Each record needs to be retyped exactly, though its pictures should not appear.

(Records)

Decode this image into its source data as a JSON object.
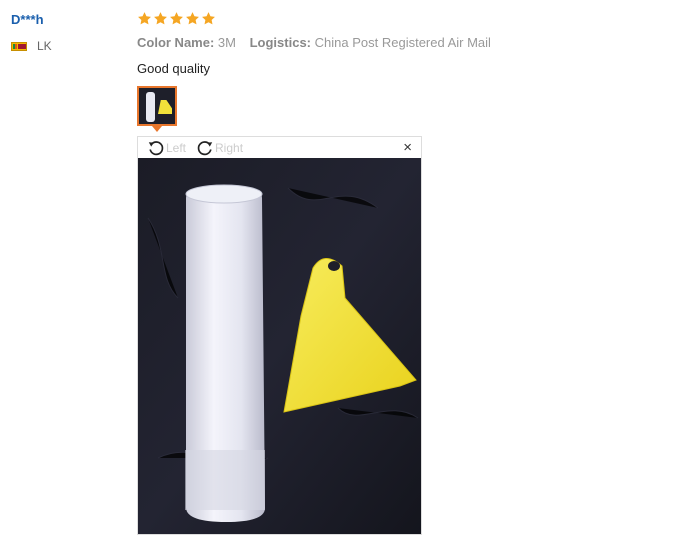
{
  "review": {
    "user": {
      "name": "D***h",
      "country": "LK",
      "flag_icon": "sri-lanka-flag-icon"
    },
    "rating": 5,
    "color_name_label": "Color Name:",
    "color_name_value": "3M",
    "logistics_label": "Logistics:",
    "logistics_value": "China Post Registered Air Mail",
    "comment": "Good quality",
    "star_color": "#f5a623"
  },
  "viewer": {
    "rotate_left_label": "Left",
    "rotate_right_label": "Right",
    "close_symbol": "×",
    "accent_color": "#e8762c"
  }
}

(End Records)

The completed task
Decode this image into its source data as a JSON object.
{
  "review": {
    "user": {
      "name": "D***h",
      "country": "LK",
      "flag_icon": "sri-lanka-flag-icon"
    },
    "rating": 5,
    "color_name_label": "Color Name:",
    "color_name_value": "3M",
    "logistics_label": "Logistics:",
    "logistics_value": "China Post Registered Air Mail",
    "comment": "Good quality",
    "star_color": "#f5a623"
  },
  "viewer": {
    "rotate_left_label": "Left",
    "rotate_right_label": "Right",
    "close_symbol": "×",
    "accent_color": "#e8762c"
  }
}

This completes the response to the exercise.